- 86.Tientcheu D, Ayers C, Das SR, McGuire DK, de Lemos JA, Khera A, et al. Target organ complications and cardiovascular events associated with masked hypertension and white-coat hypertension: analysis from the Dallas Heart Study. J Am Coll Cardiol. 2015;66(20):2159–69.PubMedPubMedCentralCrossRefGoogle Scholar
- 93.Mondal S, Mondal H, Dutta R, Pal A, Acharya SS, Baidya C. Competency in home blood pressure monitoring and effect of training program on competency 2018.Google Scholar
- 99.• Carter EJ, Moise N, Alcantara C, Sullivan AM, Kronish IM. Patient barriers and facilitators to ambulatory and home blood pressure monitoring: a qualitative study. Am J Hypertens. 2018;31(8):919–27 This study highlights barriers and facilitators to home blood pressure monitoring from the perspective of patients recruited from underserved areas of New York City.PubMedCrossRefGoogle Scholar

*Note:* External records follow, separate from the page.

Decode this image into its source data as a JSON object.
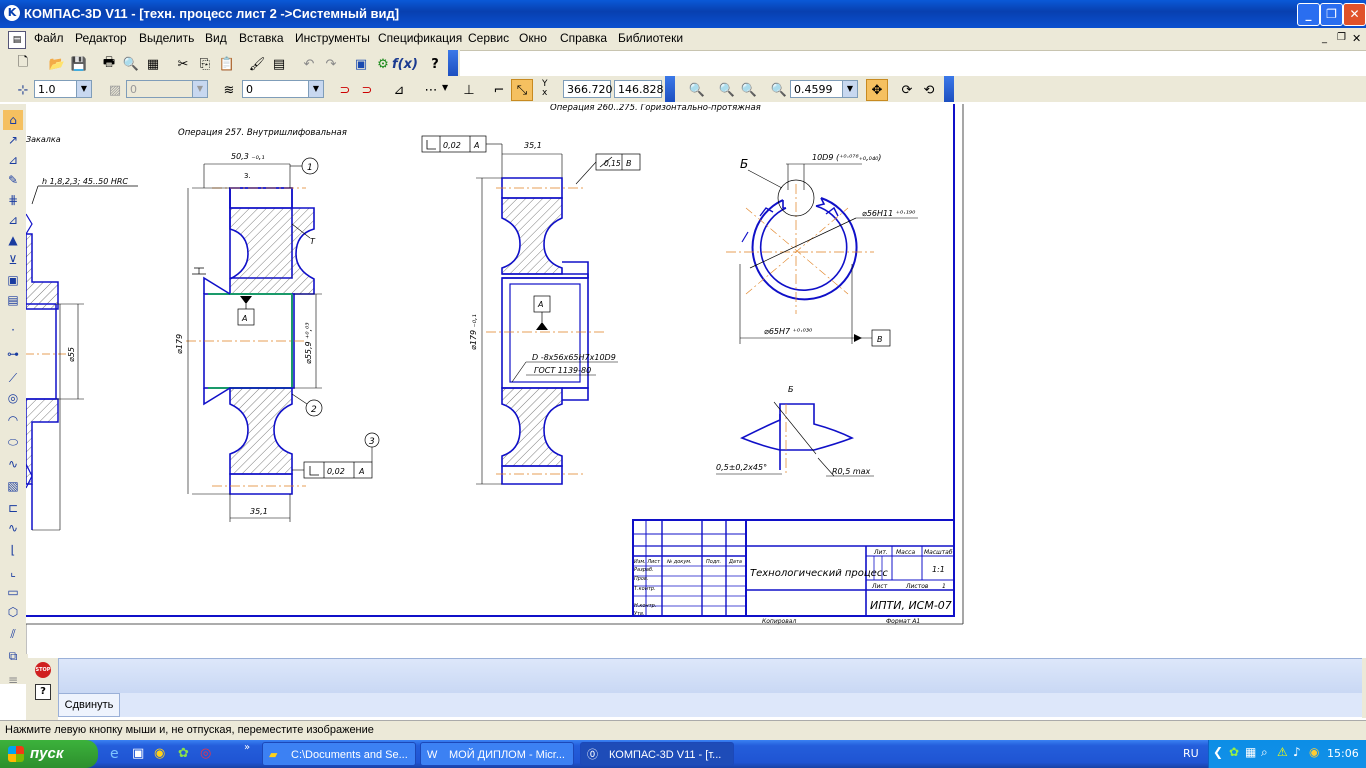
{
  "window": {
    "title": "КОМПАС-3D V11 - [техн. процесс лист 2 ->Системный вид]"
  },
  "menu": [
    "Файл",
    "Редактор",
    "Выделить",
    "Вид",
    "Вставка",
    "Инструменты",
    "Спецификация",
    "Сервис",
    "Окно",
    "Справка",
    "Библиотеки"
  ],
  "toolbar2": {
    "scale_value": "1.0",
    "layer_value": "0",
    "style_value": "0",
    "coord_x": "366.720",
    "coord_y": "146.828",
    "zoom_value": "0.4599"
  },
  "drawing": {
    "op_top": "Операция 260..275. Горизонтально-протяжная",
    "op_257": "Операция 257. Внутришлифовальная",
    "left_cut_label": "Закалка",
    "hardness_note": "h 1,8,2,3;  45..50  HRC",
    "dim_left_55": "⌀55",
    "dim_503": "50,3 ₋₀,₁",
    "dim_179": "⌀179",
    "dim_559": "⌀55,9 ⁺⁰,⁰³",
    "dim_351_a": "35,1",
    "label_T": "T",
    "label_A1": "А",
    "tol_002_a": "0,02",
    "tol_A_a": "А",
    "circle_1": "1",
    "circle_2": "2",
    "circle_3": "3",
    "dim_351_b": "35,1",
    "tol_002_b": "0,02",
    "tol_A_b": "А",
    "tol_015": "0,15",
    "tol_B": "В",
    "dim_179b": "⌀179 ₋₀,₁",
    "spline_label": "D -8x56x65H7x10D9",
    "gost_label": "ГОСТ 1139-80",
    "label_A2": "А",
    "b_label": "Б",
    "dim_10d9": "10D9 (⁺⁰·⁰⁷⁶₊₀,₀₄₀)",
    "dim_56h11": "⌀56H11 ⁺⁰·¹⁹⁰",
    "dim_65h7": "⌀65H7 ⁺⁰·⁰³⁰",
    "label_B2": "В",
    "detail_b": "Б",
    "chamfer": "0,5±0,2x45°",
    "radius": "R0,5 max",
    "stamp": {
      "title": "Технологический процесс",
      "org": "ИПТИ, ИСМ-07",
      "lit": "Лит.",
      "mass": "Масса",
      "scale": "Масштаб",
      "scale_val": "1:1",
      "sheet": "Лист",
      "sheets": "Листов",
      "sheets_val": "1",
      "rows": [
        "Изм. Лист",
        "Разраб.",
        "Пров.",
        "Т.контр.",
        "",
        "Н.контр.",
        "Утв."
      ],
      "col_docs": "№ докум.",
      "col_sign": "Подп.",
      "col_date": "Дата",
      "copied": "Копировал",
      "format": "Формат   А1"
    }
  },
  "command_panel": {
    "button_label": "Сдвинуть"
  },
  "status": {
    "hint": "Нажмите левую кнопку мыши и, не отпуская, переместите изображение"
  },
  "taskbar": {
    "start": "пуск",
    "tasks": [
      "C:\\Documents and Se...",
      "МОЙ ДИПЛОМ - Micr...",
      "КОМПАС-3D V11 - [т..."
    ],
    "lang": "RU",
    "clock": "15:06"
  }
}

- 104.• Kronish IM, Kent S, Moise N, Shimbo D, Safford MM, Kynerd RE, et al. Barriers to conducting ambulatory and home blood pressure monitoring during hypertension screening in the United States. J Am Soc Hypertens. 2017;11(9):573–80 This study describes key barriers to home blood pressure monitoring from the perspective of primary care physicians practicing in two regions of the USA.PubMedPubMedCentralCrossRefGoogle Scholar
- 115.Liao JM, Navathe AS, Press MJ. Medicare’s approach to paying for services that promote coordinated care. JAMA. 2018.Google Scholar